-- MATERIAL FOR THIS EXERCISE follows --

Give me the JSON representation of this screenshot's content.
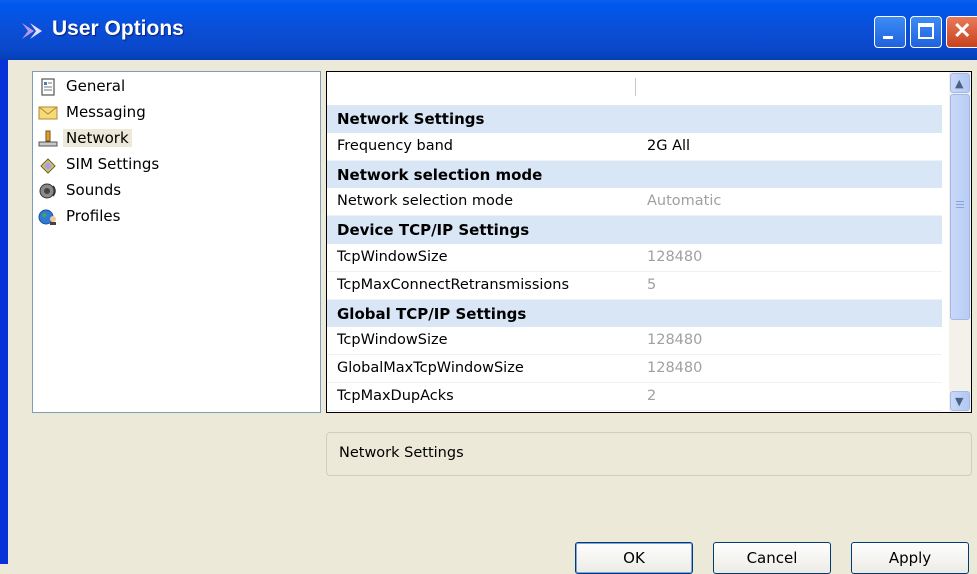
{
  "window": {
    "title": "User Options",
    "buttons": {
      "minimize": "minimize",
      "maximize": "maximize",
      "close": "close"
    }
  },
  "tree": {
    "items": [
      {
        "label": "General",
        "icon": "document-icon"
      },
      {
        "label": "Messaging",
        "icon": "envelope-icon"
      },
      {
        "label": "Network",
        "icon": "network-icon",
        "selected": true
      },
      {
        "label": "SIM Settings",
        "icon": "sim-card-icon"
      },
      {
        "label": "Sounds",
        "icon": "speaker-icon"
      },
      {
        "label": "Profiles",
        "icon": "globe-person-icon"
      }
    ]
  },
  "grid": {
    "rows": [
      {
        "type": "category",
        "name": "Network Settings"
      },
      {
        "type": "property",
        "name": "Frequency band",
        "value": "2G All",
        "editable": true
      },
      {
        "type": "category",
        "name": "Network selection mode"
      },
      {
        "type": "property",
        "name": "Network selection mode",
        "value": "Automatic",
        "editable": false
      },
      {
        "type": "category",
        "name": "Device TCP/IP Settings"
      },
      {
        "type": "property",
        "name": "TcpWindowSize",
        "value": "128480",
        "editable": false
      },
      {
        "type": "property",
        "name": "TcpMaxConnectRetransmissions",
        "value": "5",
        "editable": false
      },
      {
        "type": "category",
        "name": "Global TCP/IP Settings"
      },
      {
        "type": "property",
        "name": "TcpWindowSize",
        "value": "128480",
        "editable": false
      },
      {
        "type": "property",
        "name": "GlobalMaxTcpWindowSize",
        "value": "128480",
        "editable": false
      },
      {
        "type": "property",
        "name": "TcpMaxDupAcks",
        "value": "2",
        "editable": false
      }
    ]
  },
  "description": "Network Settings",
  "footer": {
    "ok_label": "OK",
    "cancel_label": "Cancel",
    "apply_label": "Apply"
  },
  "colors": {
    "titlebar": "#0a4fd8",
    "category_row": "#d9e6f6",
    "readonly_text": "#a0a0a0",
    "dialog_bg": "#ece9d8"
  }
}
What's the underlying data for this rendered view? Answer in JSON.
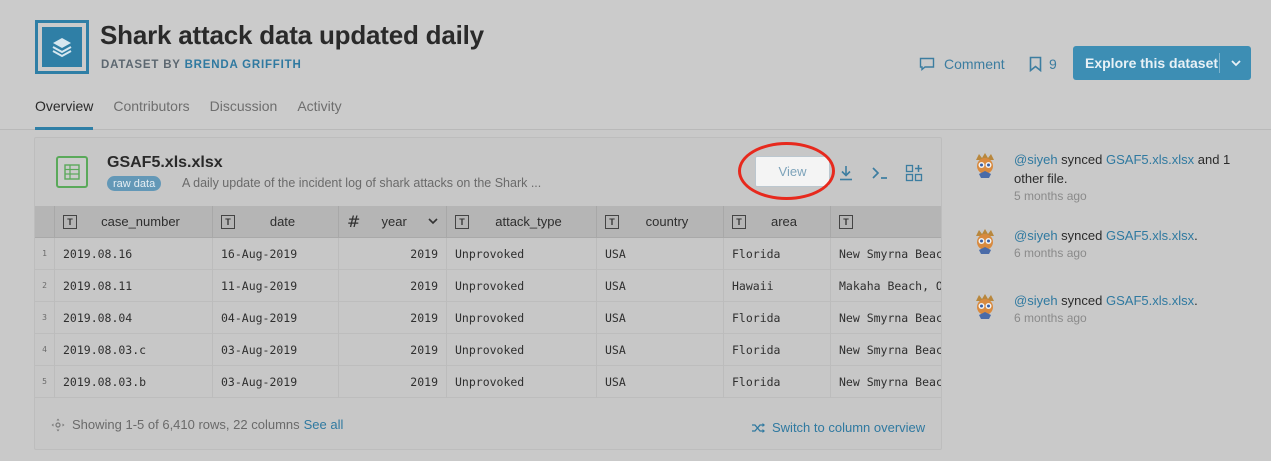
{
  "dataset": {
    "title": "Shark attack data updated daily",
    "byline_prefix": "DATASET BY",
    "author": "BRENDA GRIFFITH"
  },
  "actions": {
    "comment_label": "Comment",
    "bookmark_count": "9",
    "explore_label": "Explore this dataset"
  },
  "tabs": [
    {
      "label": "Overview",
      "active": true
    },
    {
      "label": "Contributors",
      "active": false
    },
    {
      "label": "Discussion",
      "active": false
    },
    {
      "label": "Activity",
      "active": false
    }
  ],
  "file": {
    "name": "GSAF5.xls.xlsx",
    "badge": "raw data",
    "description": "A daily update of the incident log of shark attacks on the Shark ...",
    "view_label": "View"
  },
  "table": {
    "columns": [
      {
        "type": "text",
        "label": "case_number"
      },
      {
        "type": "text",
        "label": "date"
      },
      {
        "type": "number",
        "label": "year"
      },
      {
        "type": "text",
        "label": "attack_type"
      },
      {
        "type": "text",
        "label": "country"
      },
      {
        "type": "text",
        "label": "area"
      },
      {
        "type": "text",
        "label": ""
      }
    ],
    "rows": [
      [
        "1",
        "2019.08.16",
        "16-Aug-2019",
        "2019",
        "Unprovoked",
        "USA",
        "Florida",
        "New Smyrna Beach"
      ],
      [
        "2",
        "2019.08.11",
        "11-Aug-2019",
        "2019",
        "Unprovoked",
        "USA",
        "Hawaii",
        "Makaha Beach, Oa"
      ],
      [
        "3",
        "2019.08.04",
        "04-Aug-2019",
        "2019",
        "Unprovoked",
        "USA",
        "Florida",
        "New Smyrna Beach"
      ],
      [
        "4",
        "2019.08.03.c",
        "03-Aug-2019",
        "2019",
        "Unprovoked",
        "USA",
        "Florida",
        "New Smyrna Beach"
      ],
      [
        "5",
        "2019.08.03.b",
        "03-Aug-2019",
        "2019",
        "Unprovoked",
        "USA",
        "Florida",
        "New Smyrna Beach"
      ]
    ]
  },
  "footer": {
    "showing": "Showing 1-5 of 6,410 rows, 22 columns",
    "see_all": "See all",
    "switch": "Switch to column overview"
  },
  "feed": [
    {
      "user": "@siyeh",
      "verb": "synced",
      "file": "GSAF5.xls.xlsx",
      "suffix": "and 1 other file.",
      "time": "5 months ago"
    },
    {
      "user": "@siyeh",
      "verb": "synced",
      "file": "GSAF5.xls.xlsx",
      "suffix": ".",
      "time": "6 months ago"
    },
    {
      "user": "@siyeh",
      "verb": "synced",
      "file": "GSAF5.xls.xlsx",
      "suffix": ".",
      "time": "6 months ago"
    }
  ],
  "colors": {
    "accent": "#2f7fa6",
    "highlight_ring": "#e7291d",
    "file_icon": "#5aa95a"
  }
}
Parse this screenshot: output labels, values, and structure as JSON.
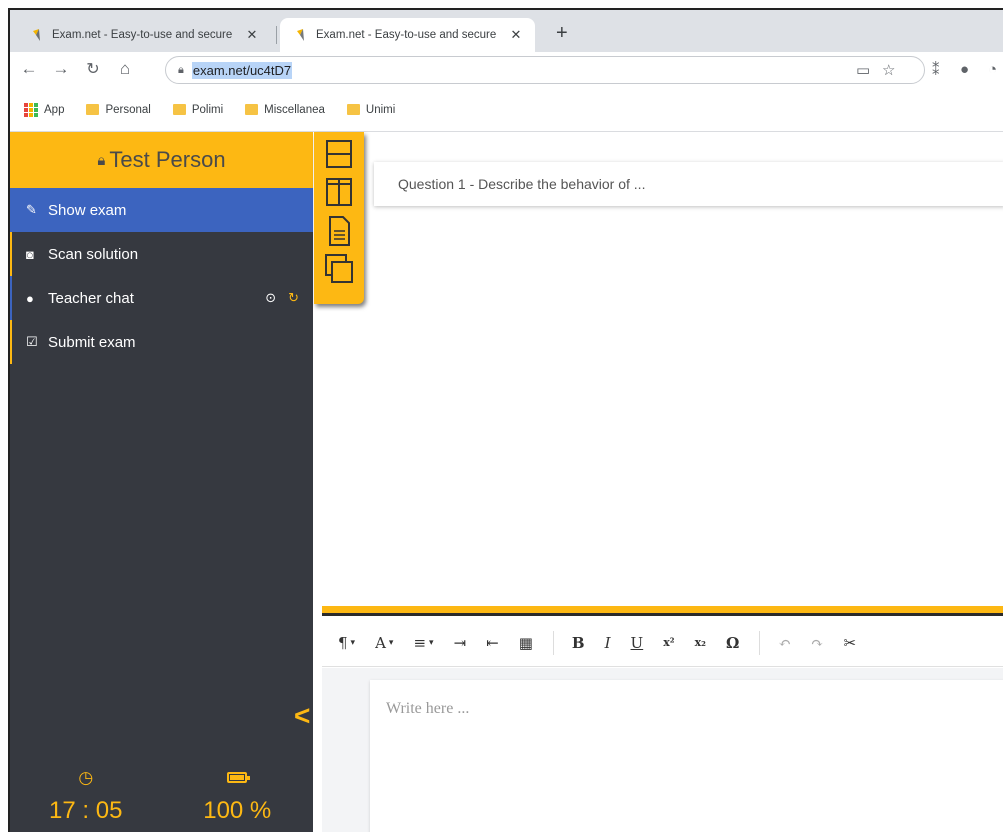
{
  "browser": {
    "tabs": [
      {
        "title": "Exam.net - Easy-to-use and secure",
        "active": false
      },
      {
        "title": "Exam.net - Easy-to-use and secure",
        "active": true
      }
    ],
    "url": "exam.net/uc4tD7",
    "bookmarks": [
      {
        "label": "App",
        "icon": "apps-grid-icon"
      },
      {
        "label": "Personal",
        "icon": "folder-icon"
      },
      {
        "label": "Polimi",
        "icon": "folder-icon"
      },
      {
        "label": "Miscellanea",
        "icon": "folder-icon"
      },
      {
        "label": "Unimi",
        "icon": "folder-icon"
      }
    ]
  },
  "sidebar": {
    "user": "Test Person",
    "items": [
      {
        "label": "Show exam",
        "icon": "edit-icon"
      },
      {
        "label": "Scan solution",
        "icon": "camera-icon"
      },
      {
        "label": "Teacher chat",
        "icon": "chat-icon"
      },
      {
        "label": "Submit exam",
        "icon": "check-square-icon"
      }
    ],
    "time": "17 : 05",
    "battery": "100 %"
  },
  "main": {
    "question": "Question 1 - Describe the behavior of ...",
    "editor_placeholder": "Write here ..."
  },
  "colors": {
    "accent": "#fdb813",
    "sidebar_bg": "#363940",
    "active_item": "#3c64bf"
  }
}
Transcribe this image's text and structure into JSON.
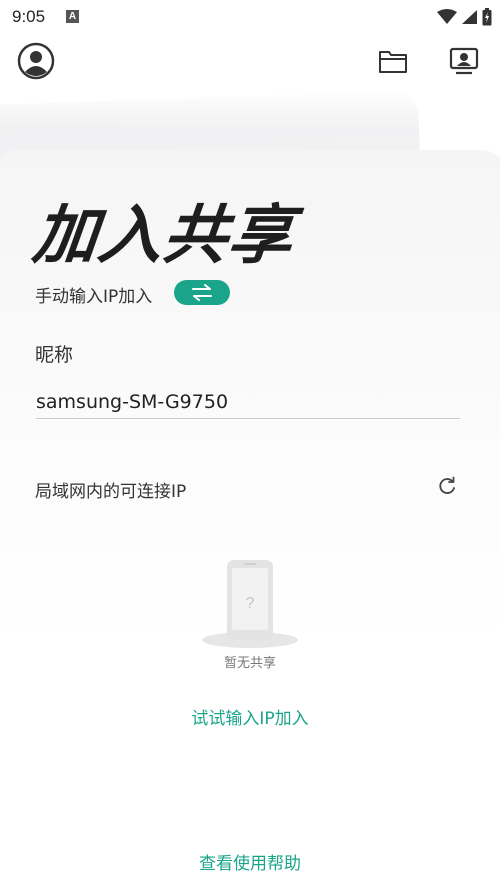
{
  "status_bar": {
    "time": "9:05",
    "a_icon": "A"
  },
  "top_bar": {
    "avatar_icon": "user-avatar-icon",
    "folder_icon": "folder-icon",
    "screen_icon": "screen-share-icon"
  },
  "main": {
    "title": "加入共享",
    "manual_label": "手动输入IP加入",
    "switch_icon": "swap-arrows-icon",
    "nickname_label": "昵称",
    "nickname_value": "samsung-SM-G9750",
    "lan_label": "局域网内的可连接IP",
    "refresh_icon": "refresh-icon",
    "empty_text": "暂无共享",
    "try_link": "试试输入IP加入",
    "help_link": "查看使用帮助"
  },
  "colors": {
    "accent": "#1aa58a",
    "text": "#2b2b2b"
  }
}
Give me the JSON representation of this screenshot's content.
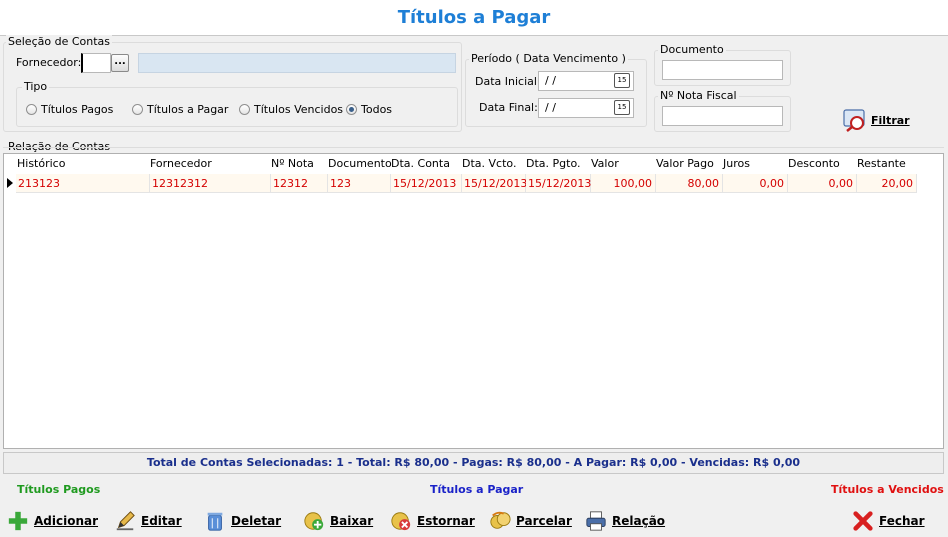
{
  "window": {
    "title": "Títulos a Pagar"
  },
  "selecao": {
    "label": "Seleção de Contas",
    "fornecedor_label": "Fornecedor:",
    "fornecedor_code": "",
    "fornecedor_name": "",
    "lookup_label": "...",
    "tipo": {
      "label": "Tipo",
      "options": [
        "Títulos Pagos",
        "Títulos a Pagar",
        "Títulos Vencidos",
        "Todos"
      ],
      "selected": "Todos"
    }
  },
  "periodo": {
    "label": "Período ( Data Vencimento )",
    "inicial_label": "Data Inicial:",
    "inicial_value": " / /",
    "final_label": "Data Final:",
    "final_value": " / /",
    "calendar_label": "15"
  },
  "documento": {
    "label": "Documento",
    "value": ""
  },
  "nota_fiscal": {
    "label": "Nº Nota Fiscal",
    "value": ""
  },
  "filtrar_label": "Filtrar",
  "relacao": {
    "label": "Relação de Contas",
    "columns": [
      "Histórico",
      "Fornecedor",
      "Nº Nota",
      "Documento",
      "Dta. Conta",
      "Dta. Vcto.",
      "Dta. Pgto.",
      "Valor",
      "Valor Pago",
      "Juros",
      "Desconto",
      "Restante"
    ],
    "rows": [
      [
        "213123",
        "12312312",
        "12312",
        "123",
        "15/12/2013",
        "15/12/2013",
        "15/12/2013",
        "100,00",
        "80,00",
        "0,00",
        "0,00",
        "20,00"
      ]
    ],
    "row_color": "#d40000"
  },
  "totals": "Total de Contas Selecionadas: 1 - Total: R$ 80,00 - Pagas: R$ 80,00 - A Pagar: R$ 0,00 - Vencidas: R$ 0,00",
  "legend": {
    "pagos": "Títulos Pagos",
    "a_pagar": "Títulos a Pagar",
    "vencidos": "Títulos a Vencidos",
    "colors": {
      "pagos": "#1f9a1f",
      "a_pagar": "#1a22c8",
      "vencidos": "#e01010"
    }
  },
  "toolbar": {
    "adicionar": "Adicionar",
    "editar": "Editar",
    "deletar": "Deletar",
    "baixar": "Baixar",
    "estornar": "Estornar",
    "parcelar": "Parcelar",
    "relacao": "Relação",
    "fechar": "Fechar"
  }
}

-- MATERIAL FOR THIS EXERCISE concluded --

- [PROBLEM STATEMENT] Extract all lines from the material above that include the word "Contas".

- [SOLUTION TO THIS TASK]
    "label": "Seleção de Contas",
    "label": "Relação de Contas",
  "totals": "Total de Contas Selecionadas: 1 - Total: R$ 80,00 - Pagas: R$ 80,00 - A Pagar: R$ 0,00 - Vencidas: R$ 0,00",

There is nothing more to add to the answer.